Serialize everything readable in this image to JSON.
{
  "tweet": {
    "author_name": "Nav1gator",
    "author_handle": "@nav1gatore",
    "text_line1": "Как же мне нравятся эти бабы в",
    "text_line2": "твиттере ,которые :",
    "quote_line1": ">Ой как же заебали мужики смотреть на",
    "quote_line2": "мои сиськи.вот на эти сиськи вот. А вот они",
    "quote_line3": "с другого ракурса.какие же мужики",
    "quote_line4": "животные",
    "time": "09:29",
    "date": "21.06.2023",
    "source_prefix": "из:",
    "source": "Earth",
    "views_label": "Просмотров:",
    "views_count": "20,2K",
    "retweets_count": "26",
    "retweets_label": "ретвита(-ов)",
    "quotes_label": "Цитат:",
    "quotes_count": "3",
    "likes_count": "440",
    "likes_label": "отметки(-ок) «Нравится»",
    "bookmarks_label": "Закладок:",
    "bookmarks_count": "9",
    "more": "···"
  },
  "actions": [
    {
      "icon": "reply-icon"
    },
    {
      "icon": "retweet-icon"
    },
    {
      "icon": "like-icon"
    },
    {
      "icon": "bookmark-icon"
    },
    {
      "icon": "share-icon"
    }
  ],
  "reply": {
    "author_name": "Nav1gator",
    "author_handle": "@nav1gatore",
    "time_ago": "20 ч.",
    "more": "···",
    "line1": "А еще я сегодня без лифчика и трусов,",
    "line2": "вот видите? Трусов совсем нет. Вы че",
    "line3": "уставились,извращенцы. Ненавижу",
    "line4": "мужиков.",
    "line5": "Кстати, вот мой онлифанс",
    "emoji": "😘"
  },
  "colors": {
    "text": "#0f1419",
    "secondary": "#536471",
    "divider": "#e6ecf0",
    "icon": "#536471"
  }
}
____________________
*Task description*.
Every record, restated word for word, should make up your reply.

*Problem solution*.
Serialize everything readable in this image to JSON.
{
  "tweet": {
    "author_name": "Nav1gator",
    "author_handle": "@nav1gatore",
    "text_line1": "Как же мне нравятся эти бабы в",
    "text_line2": "твиттере ,которые :",
    "quote_line1": ">Ой как же заебали мужики смотреть на",
    "quote_line2": "мои сиськи.вот на эти сиськи вот. А вот они",
    "quote_line3": "с другого ракурса.какие же мужики",
    "quote_line4": "животные",
    "time": "09:29",
    "date": "21.06.2023",
    "source_prefix": "из:",
    "source": "Earth",
    "views_label": "Просмотров:",
    "views_count": "20,2K",
    "retweets_count": "26",
    "retweets_label": "ретвита(-ов)",
    "quotes_label": "Цитат:",
    "quotes_count": "3",
    "likes_count": "440",
    "likes_label": "отметки(-ок) «Нравится»",
    "bookmarks_label": "Закладок:",
    "bookmarks_count": "9",
    "more": "···"
  },
  "actions": [
    {
      "icon": "reply-icon"
    },
    {
      "icon": "retweet-icon"
    },
    {
      "icon": "like-icon"
    },
    {
      "icon": "bookmark-icon"
    },
    {
      "icon": "share-icon"
    }
  ],
  "reply": {
    "author_name": "Nav1gator",
    "author_handle": "@nav1gatore",
    "time_ago": "20 ч.",
    "more": "···",
    "line1": "А еще я сегодня без лифчика и трусов,",
    "line2": "вот видите? Трусов совсем нет. Вы че",
    "line3": "уставились,извращенцы. Ненавижу",
    "line4": "мужиков.",
    "line5": "Кстати, вот мой онлифанс",
    "emoji": "😘"
  },
  "colors": {
    "text": "#0f1419",
    "secondary": "#536471",
    "divider": "#e6ecf0",
    "icon": "#536471"
  }
}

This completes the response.